------ Task inputs ------

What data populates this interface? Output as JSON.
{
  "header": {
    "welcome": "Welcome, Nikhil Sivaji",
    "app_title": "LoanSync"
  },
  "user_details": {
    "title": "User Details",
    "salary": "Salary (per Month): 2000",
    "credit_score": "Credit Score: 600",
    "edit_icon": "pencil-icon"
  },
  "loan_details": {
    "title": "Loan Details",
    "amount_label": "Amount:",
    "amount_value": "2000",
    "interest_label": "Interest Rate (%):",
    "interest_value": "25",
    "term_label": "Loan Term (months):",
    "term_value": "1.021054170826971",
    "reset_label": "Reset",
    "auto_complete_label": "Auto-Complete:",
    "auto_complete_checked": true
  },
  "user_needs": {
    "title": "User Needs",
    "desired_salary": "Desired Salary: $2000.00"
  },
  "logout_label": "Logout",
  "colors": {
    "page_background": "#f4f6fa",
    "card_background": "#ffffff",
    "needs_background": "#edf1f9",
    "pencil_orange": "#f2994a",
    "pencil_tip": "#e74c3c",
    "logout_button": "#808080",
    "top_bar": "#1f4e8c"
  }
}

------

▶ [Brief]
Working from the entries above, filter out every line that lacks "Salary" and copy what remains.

▶ [Written answer]
    "salary": "Salary (per Month): 2000",
    "desired_salary": "Desired Salary: $2000.00"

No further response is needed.